Lois and Terry were in San Francisco for a few days this week. I joined them for most of one day.
They had some specific places they wanted to go in the City, one of which was to the Mee Mee Bakery in Chinatown where they wanted to buy fortune cookies.
Since we were meeting downtown, I suggested that we make a leisurely day of our fortune cookie quest by walking through Chinatown, stopping at any place that caught our fancy. And, for lunch, have a dim sum at one of the popular restaurants in Chinatown.
I had not had time before meeting them to have my morning tea, which I was craving. So we first stopped for a Bubble Tea at Ten Ren Tea. It is Ten Ren's 949 Grant Avenue location that serves Bubble Tea; the location at 550 Grant, while closer to downtown, does not serve tea.
Lois had never had Bubble Tea and enjoyed her hot green milk tea with the sweetened tapioca pearls, called Boba, which is what makes Bubble Tea Bubble Tea. Terry was familiar with Bubble Tea and said that Ten Ren's was the best Bubble Tea she's had. It was to Ten Ren that I went when researching for "Tea Culture" a few years ago to drink an authentic Bubble Tea. Having had many Bubble Teas since that time, I can say that Ten Ren's really is the best...at most other places, the tapioca pearls are stuck together, probably from sitting for too long before being put into the tea drink. Ten Ren's pearls and tasty teas are perfect.
Our next stop was at Mee Mee Bakery where we all bought bags of fortune cookies.
We chose Mee Mee over other fortune cookie bakeries in Chinatown because Mee Mee makes, not only the usual kind of fortune cookies but also strawberry and chocolate flavored fortune cookies...and even offers blue and green fortune cookies. Mee Mee has been making fortune cookies in Chinatown since 1950. They also make coin-shaped cookies, almond and sesame cookies, moon cakes, and other pastries. The entire bakery/factory is in a tiny space. The owner, at our request, took us on a "tour" to see the cookies being made. Some of the equipment cramped into the back of the bakery dates back to the bakery's beginnings. The tour takes just a few minutes, but seeing the ovens and machines is fascinating. Sorry not to have pictures of the factory; no photos allowed inside!
Our dim sum lunch was at New Asia, formerly Asia Garden.
Even on a Monday, New Asia was bustling with its mostly-Asian crowds. We had about a 10-minute wait before being seated. Once seated, we chose several dishes of dim sum from the rolling carts that continuously tempted us.
We ended our day together by walking back downtown through Union Square.

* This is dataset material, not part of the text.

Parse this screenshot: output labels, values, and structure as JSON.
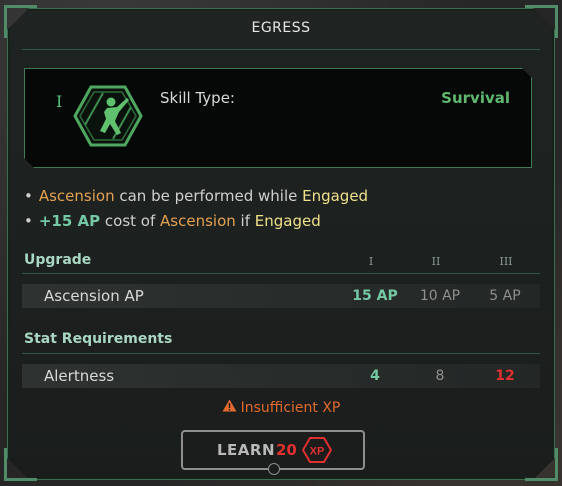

When we passed the Grand Hyatt Union Square, I pointed out the Ruth Asawa Fountain and noted that the next time they are in San Francisco, it might not be in this location, where it has been since 1973.
The reason the fountain might be moved is that Apple is planning to relocate its downtown San Francisco store to the site of the Levi's store at the corner of Stockton and Post Streets. The plans for the store, which have just been presented to the San Francisco powers-that-be, do not have, at this writing, a provision for the Fountain which is in the plaza behind where the store will be. This is causing quite an uproar among the locals.
Ruth Asawa is a Japanese American sculptor. The fountain is something of a San Francisco landmark. It depicts San Francisco and its landmarks. Over 250 school children and artists created baker's clay sculptures which were then cast in bronze to create the 7' high x 13'3" diameter bas-relief fountain.
We spent a bit of time looking at the sculptures that cover the fountain.
We ended our day with a bit of shopping around Union Square.
Terry and Lois, do come back soon!